Crafting Purpose-focused Food & Lifestyle Brands

How to Write Strategic Content Statements

An important truth about doing content marketing well that I’ve come to appreciate over the years is that “if it ain’t written down, it ain’t happenin’.”

And this isn’t about my own subjective “feeling.”

Consistently, the Content Marketing Institute’s Benchmarks, Budgets and Trends reports for B2B and B2C have revealed the strong connection between success in content marketing and the existence of a documented content strategy. And the findings completely agree with what we’ve experienced with clients. In other words, those who have had any degree of success have succeeded because they’ve had a documented strategy that they’ve followed.

Yet, relatively speaking, very few businesses take the time to craft a documented content strategy.

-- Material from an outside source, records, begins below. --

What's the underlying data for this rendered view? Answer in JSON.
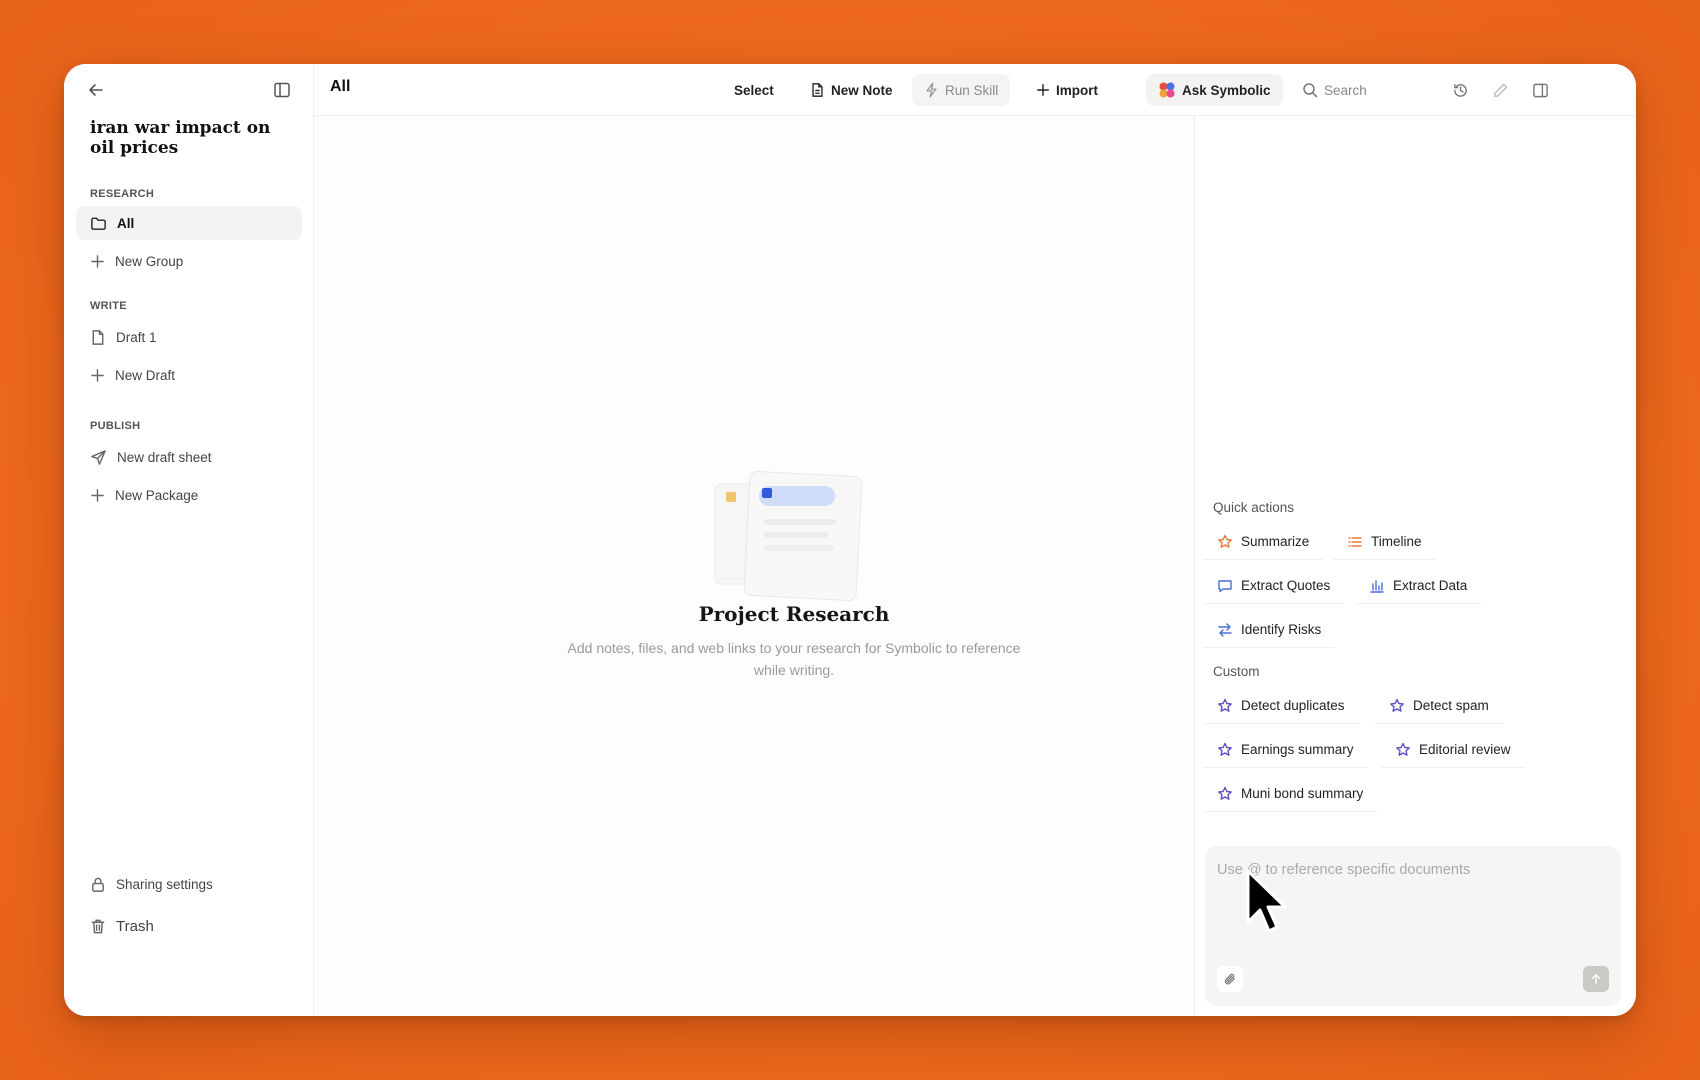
{
  "sidebar": {
    "project_title": "iran war impact on oil prices",
    "sections": {
      "research": "RESEARCH",
      "write": "WRITE",
      "publish": "PUBLISH"
    },
    "items": {
      "all": "All",
      "new_group": "New Group",
      "draft1": "Draft 1",
      "new_draft": "New Draft",
      "new_draft_sheet": "New draft sheet",
      "new_package": "New Package"
    },
    "footer": {
      "sharing": "Sharing settings",
      "trash": "Trash"
    }
  },
  "topbar": {
    "title": "All",
    "select": "Select",
    "new_note": "New Note",
    "run_skill": "Run Skill",
    "import": "Import",
    "ask": "Ask Symbolic",
    "search": "Search"
  },
  "empty_state": {
    "title": "Project Research",
    "description": "Add notes, files, and web links to your research for Symbolic to reference while writing."
  },
  "right_panel": {
    "quick_label": "Quick actions",
    "quick": {
      "summarize": "Summarize",
      "timeline": "Timeline",
      "extract_quotes": "Extract Quotes",
      "extract_data": "Extract Data",
      "identify_risks": "Identify Risks"
    },
    "custom_label": "Custom",
    "custom": {
      "detect_duplicates": "Detect duplicates",
      "detect_spam": "Detect spam",
      "earnings_summary": "Earnings summary",
      "editorial_review": "Editorial review",
      "muni_bond_summary": "Muni bond summary"
    },
    "composer_placeholder": "Use @ to reference specific documents"
  },
  "colors": {
    "background": "#ee6a1d",
    "quick_icon_orange": "#e07a3a",
    "quick_icon_blue": "#4a6fd8",
    "custom_star": "#5a4fc7"
  }
}
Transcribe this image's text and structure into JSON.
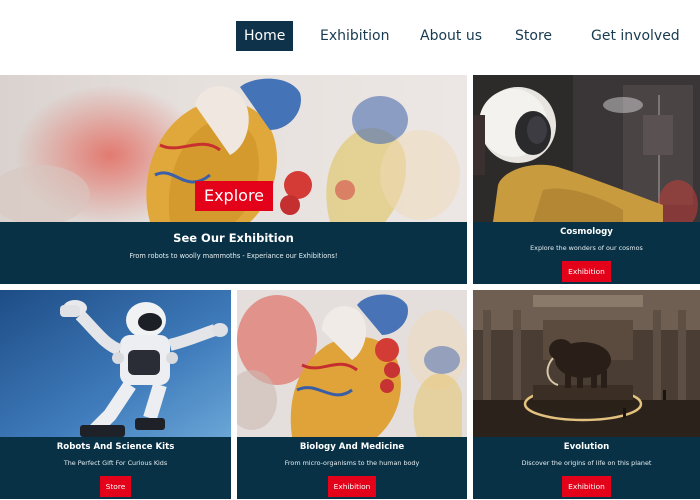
{
  "nav": {
    "home": "Home",
    "exhibition": "Exhibition",
    "about": "About us",
    "store": "Store",
    "involved": "Get involved"
  },
  "hero": {
    "button": "Explore",
    "title": "See Our Exhibition",
    "subtitle": "From robots to woolly mammoths - Experiance our Exhibitions!"
  },
  "cards": {
    "cosmology": {
      "title": "Cosmology",
      "subtitle": "Explore the wonders of our cosmos",
      "button": "Exhibition"
    },
    "robots": {
      "title": "Robots And Science Kits",
      "subtitle": "The Perfect Gift For Curious Kids",
      "button": "Store"
    },
    "biology": {
      "title": "Biology And Medicine",
      "subtitle": "From micro-organisms to the human body",
      "button": "Exhibition"
    },
    "evolution": {
      "title": "Evolution",
      "subtitle": "Discover the origins of life on this planet",
      "button": "Exhibition"
    }
  },
  "colors": {
    "nav_active": "#0d3249",
    "caption_bg": "#083145",
    "button_red": "#e3021a"
  }
}
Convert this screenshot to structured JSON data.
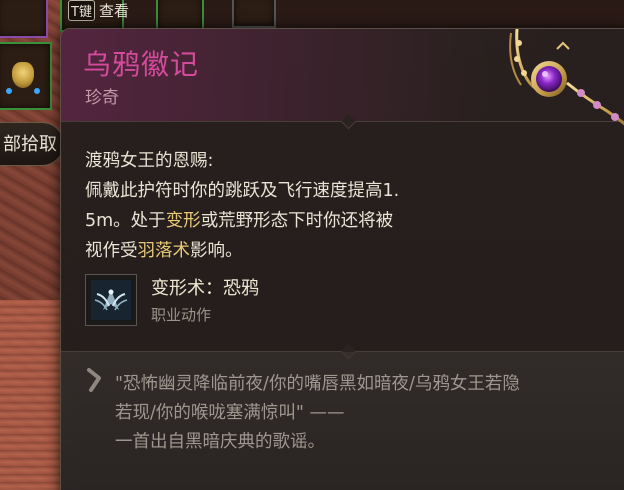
{
  "background": {
    "hint_key": "T键",
    "hint_label": "查看",
    "pickup_label": "部拾取"
  },
  "tooltip": {
    "item_name": "乌鸦徽记",
    "rarity": "珍奇",
    "description": {
      "title": "渡鸦女王的恩赐:",
      "line1": "佩戴此护符时你的跳跃及飞行速度提高1.",
      "line2_prefix": "5m。处于",
      "line2_hl1": "变形",
      "line2_mid": "或荒野形态下时你还将被",
      "line3_prefix": "视作受",
      "line3_hl": "羽落术",
      "line3_suffix": "影响。"
    },
    "spell": {
      "icon": "raven-wing-icon",
      "name": "变形术：恐鸦",
      "type": "职业动作"
    },
    "lore": {
      "line1": "\"恐怖幽灵降临前夜/你的嘴唇黑如暗夜/乌鸦女王若隐",
      "line2": "若现/你的喉咙塞满惊叫\" ——",
      "line3": "一首出自黑暗庆典的歌谣。"
    },
    "colors": {
      "item_name": "#d44a9c",
      "highlight": "#e7c877",
      "lore_text": "#9f978f"
    }
  }
}
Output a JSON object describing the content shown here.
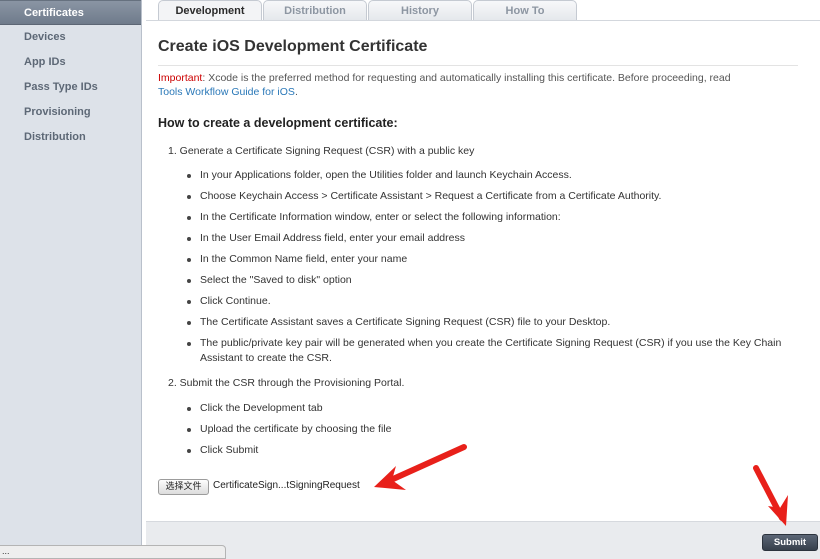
{
  "sidebar": {
    "items": [
      {
        "label": "Certificates"
      },
      {
        "label": "Devices"
      },
      {
        "label": "App IDs"
      },
      {
        "label": "Pass Type IDs"
      },
      {
        "label": "Provisioning"
      },
      {
        "label": "Distribution"
      }
    ],
    "active": "Certificates"
  },
  "tabs": [
    {
      "label": "Development"
    },
    {
      "label": "Distribution"
    },
    {
      "label": "History"
    },
    {
      "label": "How To"
    }
  ],
  "main": {
    "title": "Create iOS Development Certificate",
    "notice": {
      "important_label": "Important",
      "text": ": Xcode is the preferred method for requesting and automatically installing this certificate. Before proceeding, read",
      "link": "Tools Workflow Guide for iOS",
      "end": "."
    },
    "howto_heading": "How to create a development certificate:",
    "step1": {
      "text": "1.  Generate a Certificate Signing Request (CSR) with a public key",
      "bullets": [
        "In your Applications folder, open the Utilities folder and launch Keychain Access.",
        "Choose Keychain Access > Certificate Assistant > Request a Certificate from a Certificate Authority.",
        "In the Certificate Information window, enter or select the following information:",
        "In the User Email Address field, enter your email address",
        "In the Common Name field, enter your name",
        "Select the \"Saved to disk\" option",
        "Click Continue.",
        "The Certificate Assistant saves a Certificate Signing Request (CSR) file to your Desktop.",
        "The public/private key pair will be generated when you create the Certificate Signing Request (CSR) if you use the Key Chain Assistant to create the CSR."
      ]
    },
    "step2": {
      "text": "2.  Submit the CSR through the Provisioning Portal.",
      "bullets": [
        "Click the Development tab",
        "Upload the certificate by choosing the file",
        "Click Submit"
      ]
    },
    "file_chooser": {
      "button_label": "选择文件",
      "file_name": "CertificateSign...tSigningRequest"
    }
  },
  "footer": {
    "submit_label": "Submit"
  },
  "status_bar": {
    "text": "..."
  },
  "colors": {
    "sidebar_bg": "#dde2e9",
    "active_item": "#6f7b8b",
    "important": "#cc0000",
    "link": "#2a78b8",
    "annotation_arrow": "#e8201a",
    "submit_button": "#3d4654"
  },
  "icons": [
    "annotation-arrow-left",
    "annotation-arrow-down"
  ]
}
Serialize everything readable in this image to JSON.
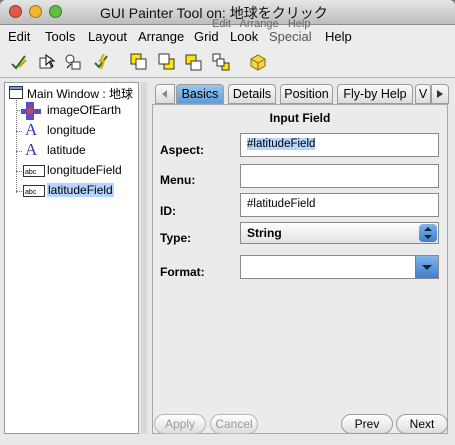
{
  "window": {
    "title": "GUI Painter Tool on: 地球をクリック"
  },
  "colors": {
    "selection": "#b5d5ff",
    "active_tab": "#5e9ad9",
    "close": "#e2574c",
    "minimize": "#f2b632",
    "zoom": "#5fbf43"
  },
  "menubar": {
    "items": [
      "Edit",
      "Tools",
      "Layout",
      "Arrange",
      "Grid",
      "Look",
      "Special",
      "Help"
    ],
    "behind_text": "Edit   Arrange   Help"
  },
  "toolbar": {
    "icons": [
      "check-pencil-icon",
      "select-tool-icon",
      "group-tool-icon",
      "lightning-check-icon",
      "align-front-icon",
      "align-back-icon",
      "align-left-icon",
      "distribute-icon",
      "install-cube-icon"
    ]
  },
  "tree": {
    "root": "Main Window : 地球",
    "items": [
      {
        "label": "imageOfEarth",
        "icon": "image-widget-icon"
      },
      {
        "label": "longitude",
        "icon": "label-widget-icon"
      },
      {
        "label": "latitude",
        "icon": "label-widget-icon"
      },
      {
        "label": "longitudeField",
        "icon": "input-field-icon"
      },
      {
        "label": "latitudeField",
        "icon": "input-field-icon",
        "selected": true
      }
    ]
  },
  "tabs": {
    "items": [
      "Basics",
      "Details",
      "Position",
      "Fly-by Help",
      "V"
    ],
    "active": "Basics"
  },
  "form": {
    "heading": "Input Field",
    "aspect_label": "Aspect:",
    "aspect_value": "#latitudeField",
    "menu_label": "Menu:",
    "menu_value": "",
    "id_label": "ID:",
    "id_value": "#latitudeField",
    "type_label": "Type:",
    "type_value": "String",
    "format_label": "Format:",
    "format_value": ""
  },
  "buttons": {
    "apply": "Apply",
    "cancel": "Cancel",
    "prev": "Prev",
    "next": "Next"
  }
}
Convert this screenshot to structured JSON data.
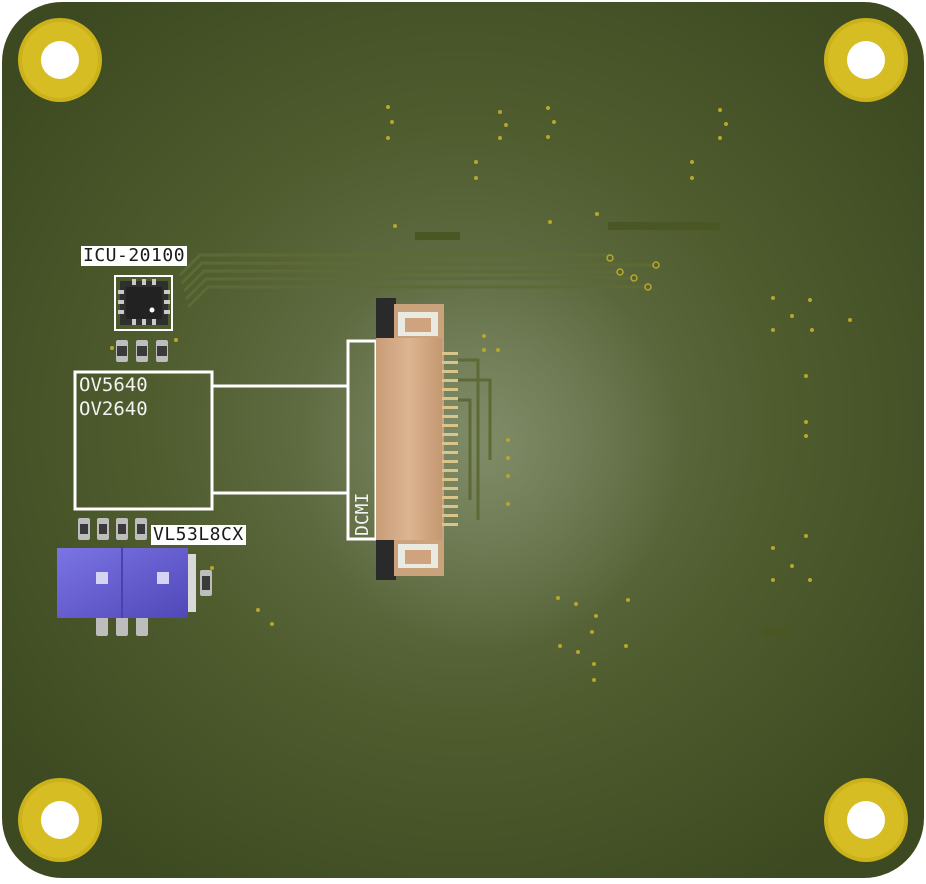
{
  "board": {
    "labels": {
      "imu": "ICU-20100",
      "camera_line1": "OV5640",
      "camera_line2": "OV2640",
      "tof": "VL53L8CX",
      "connector": "DCMI"
    },
    "colors": {
      "background": "#ffffff",
      "pcb_center": "#6e7a52",
      "pcb_edge": "#3d4a22",
      "silkscreen": "#ffffff",
      "pad_gold": "#c9b21a",
      "ffc_body": "#d4ab85",
      "ffc_latch": "#2a2a2a",
      "sensor_blue": "#6a62d6",
      "pin_silver": "#b9b9b9"
    }
  }
}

Factors including inexperience, lack of time, lack of financial resources, and a hope that a “ready, fire, aim” approach to content marketing will work, contributes to avoiding this critical step.

But, let’s be honest, documented content strategies can be quite the undertaking. In our own experience, we’ve prepared massive content strategy documents for clients that have exceeded well over 70 pages.  While documents of this size are necessary for larger, more complex projects (overall strategy, new web site design, etc.), we have sought ways to simplify the process, particularly for smaller business or nonprofit clients.

One thing we recognized as constants in our content strategy documents, large and small, are what we now refer to as Strategic Content Statements.

So, in recent years, we’ve adopted a template-based approach to developing Strategic Content Statements, and this template works for large scale content strategy projects, as well as small scale.

The first step in the process is to make decisions about top priority Desired Outcomes, Target Audiences, and Target Audience Needs.

For example, let’s say that my number one priority Desired Outcome is to increase qualified new business leads for our video storytelling services. The next question is from which target audience do I want to pull in these leads? Let’s say that my number one priority target audience is CMOs working in the outdoor equipment retail business. Finally, what can we assume (or through research observe) would be needed in terms of content from us that would persuade them to ask for more information, request a quote, and so on?

By answering the above questions, I now have the following three bits of information:

  • Priority Desired Outcome–Generate New Business Leads for Video Services
  • Priority Target Audience–CMOs in the Outdoor Retail Business
  • Priority Target Audience Need–Content that Persuades them to request info

Using the three bits of information above, I can begin to construct my Strategic Content Statement, which reads as follows: In order to generate new business leads for video services, we need to reach CMOs in the outdoor retail business sector with content that persuades them to request more info from us.

The simple act of constructing the above Strategic Content Statement immediately provides the necessary level of focus required to conceptualize, publish, and distribute content, without falling victim to one of content marketing’s greatest problems, which we call “random acts of content.”

Further direction can be provided in the Strategic Content Statement by specifying what type of content asset(s) should be produced, as well as where they should be distributed, and on what frequency.

For example, let’s say that I decide the following:

  • Content Asset Type–Video Series
  • Distribution–YouTube embeds in LinkedIn posts
  • Frequency–Monthly

Now my modified Strategic Content Statement includes more specificity: In order to generate new business leads for video services, we need to reach CMOs in the outdoor retail business sector withcontent that persuades them to request more info from us, in the form of an outdoor adventure video series, distributed via YouTube embeds in LinkedIn posts.

Granted, the above can read like a long, run-on sentence. But clear, concise writing isn’t the point here. The point is to inextricably connect desired outcomes, audiences, needs, assets, and distribution decisions into one statement.

Constructing Strategic Content Statements like the above example provides the following benefits:

  • You can quickly communicate to colleagues up and down the ladder what is going to happen, why, how and how often
  • You can efficiently communicate to external agencies or sub-contractors the parameters of a content project, for generating quotes and bids for services
  • You can relieve yourself of the anxieties associated with doing “random acts of content,” drawing comfort by being very focused on what do
  • You can better plan out an editorial calendar that can be implemented upon

Bonus Tip:

One final thought is that it’s not uncommon to have multiple Strategic Content Statements that you’re working on, at the same time. Our best advice, though, would be to not try to implement more than three at a time.